On February 8, 2010, the World Intellectual Property Organization (WIPO) will hold a ” Symposium on the Evolution of the Regulatory Framework of Test Data – From the Property of the Intellect to the Intellect of Property“.
The description of the event below is taken directly from the WIPO website. The agenda of this one-day symposium is broken up into three tranches. The first tranche deals with the “International Perspective”. According to the draft agenda, the following agencies will provide their perspective on the evolution of the regulatory framework of test data: 1) WIPO, 2) WTO, 3) WHO and 4) UNCTAD. Nuno Pires de Carvalho, Deputy Director, Patent Division, Global Challenges Division will provide the WIPO perspective. Mr. Antony Taubman, Director, Mrs. Jayashree Watal, Counsellor and Mr. Roger Kampf, Counsellor, Intellectual Property Division will provide the WTO perspective. Mr. Christoph Spennemann, Legal Expert, Intellectual Property Unit, Division on Investment and Enterprise will provide the UNCTAD perspective.
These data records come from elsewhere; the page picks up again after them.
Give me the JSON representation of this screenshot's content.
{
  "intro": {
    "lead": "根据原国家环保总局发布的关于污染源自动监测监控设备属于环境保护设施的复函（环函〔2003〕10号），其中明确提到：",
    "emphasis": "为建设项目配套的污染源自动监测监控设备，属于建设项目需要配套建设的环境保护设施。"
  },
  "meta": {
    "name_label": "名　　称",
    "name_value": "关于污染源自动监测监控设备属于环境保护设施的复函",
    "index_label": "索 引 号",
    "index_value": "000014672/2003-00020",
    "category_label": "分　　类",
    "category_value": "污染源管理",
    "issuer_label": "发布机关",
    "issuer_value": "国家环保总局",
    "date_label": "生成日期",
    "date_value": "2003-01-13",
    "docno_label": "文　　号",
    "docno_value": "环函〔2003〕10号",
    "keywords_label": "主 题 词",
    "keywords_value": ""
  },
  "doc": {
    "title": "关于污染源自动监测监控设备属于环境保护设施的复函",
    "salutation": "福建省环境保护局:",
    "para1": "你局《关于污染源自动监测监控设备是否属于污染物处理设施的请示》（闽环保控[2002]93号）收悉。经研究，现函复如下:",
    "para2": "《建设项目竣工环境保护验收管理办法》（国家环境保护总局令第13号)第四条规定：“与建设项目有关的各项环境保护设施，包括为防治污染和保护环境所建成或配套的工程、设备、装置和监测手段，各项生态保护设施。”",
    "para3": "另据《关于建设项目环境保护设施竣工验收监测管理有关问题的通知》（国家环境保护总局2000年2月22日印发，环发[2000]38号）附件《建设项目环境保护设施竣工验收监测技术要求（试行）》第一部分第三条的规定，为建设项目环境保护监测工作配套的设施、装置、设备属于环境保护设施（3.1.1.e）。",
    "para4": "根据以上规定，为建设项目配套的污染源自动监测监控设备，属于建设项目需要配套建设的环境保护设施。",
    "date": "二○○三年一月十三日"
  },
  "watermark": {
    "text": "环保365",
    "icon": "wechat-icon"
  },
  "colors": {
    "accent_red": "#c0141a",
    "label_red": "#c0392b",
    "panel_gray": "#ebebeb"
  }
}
At this juncture, the speaker from WHO has not been named.
The two speakers providing the ‘Regulatory Authority’ perspective include Mr. Vincenzo Salvatore, Head of the Legal Sector, European Medicines Agency (EMEA) and Dr. Batool Jaffer Suleiman, Director, Rational Drug Use, Ministry of Health, Muscat, Oman.
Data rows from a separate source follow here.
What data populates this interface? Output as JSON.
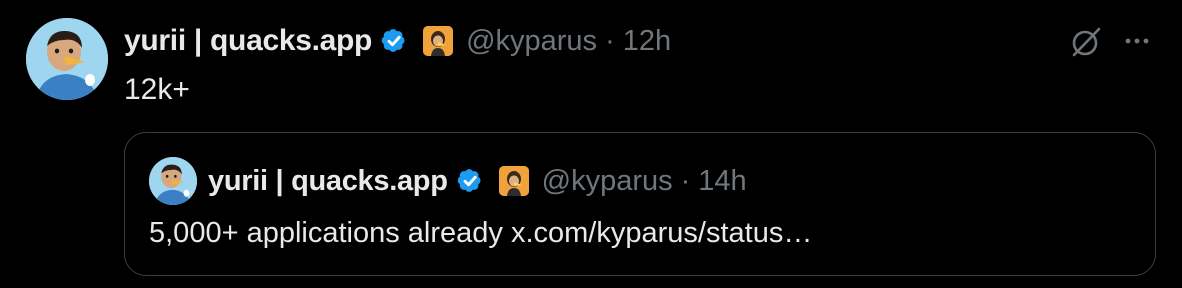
{
  "tweet": {
    "author_name": "yurii | quacks.app",
    "handle": "@kyparus",
    "separator": "·",
    "time": "12h",
    "text": "12k+"
  },
  "quoted_tweet": {
    "author_name": "yurii | quacks.app",
    "handle": "@kyparus",
    "separator": "·",
    "time": "14h",
    "text": "5,000+ applications already x.com/kyparus/status…"
  },
  "icons": {
    "verified": "verified-badge-icon",
    "affiliate": "affiliate-badge-icon",
    "grok": "grok-icon",
    "more": "more-options-icon"
  },
  "colors": {
    "background": "#000000",
    "text": "#e7e9ea",
    "muted": "#71767b",
    "verified": "#1d9bf0",
    "border": "#3a3f44"
  }
}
There are two speakers providing the “Industry Perspective”. The name of the speaker from the Biotechnology Industry Organization (BIO) will be announced soon. Mrs. Beata Stepniewska, Director of Regulatory Affairs, will provide the European Generic Medicines Association (EGA) perspective.
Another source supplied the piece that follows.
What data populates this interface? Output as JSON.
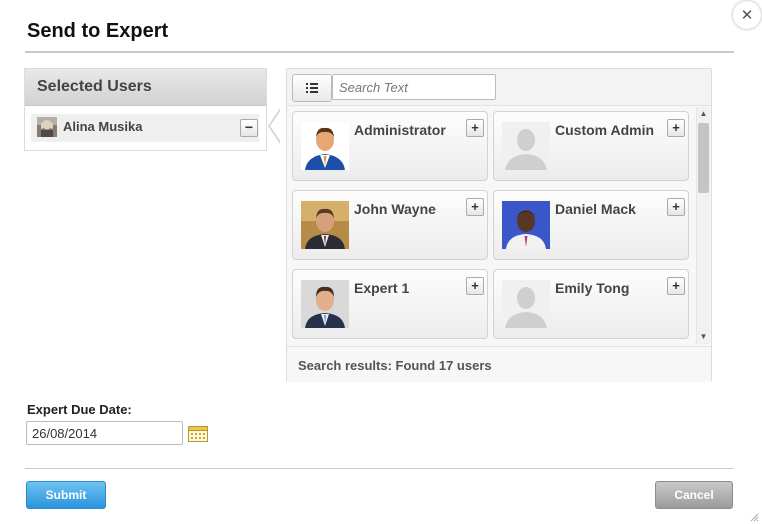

The protection of test data is a new frontier of Intellectual Property (IP). It provides a certain sort of protection – which sort, actually, is yet to be defined – to factual information, the origination of which requires efforts, but not necessarily invention or creation. It has some roots in trade secret law, because only undisclosed test data are to be protected, and yet they are originated in the course of relations between governments (sanitary agencies) and private citizens and companies. Therefore, where a government agency relies on data provided by an originator to approve a bioequivalent molecule, there is no unfair competition in the traditional meaning of the term. Protection could arise from the need to protect privacy, but test data in general are of a commercial nature.
These are only a few of the many perplexities to which protection of test data gives rise to. In the context of its work on the contribution of IP to meet certain global challenges, WIPO is convening a Symposium which will focus on the legal practice and experience of test data protection in the pharmaceutical industry. Its main objective is to offer a forum for an exchange of views with a number of stakeholders, including intergovernmental organizations, regulatory agencies and the industry.
The Symposium will involve WIPO staff and external speakers as well as discussion with the invited public. For information on the program, please click on the below link.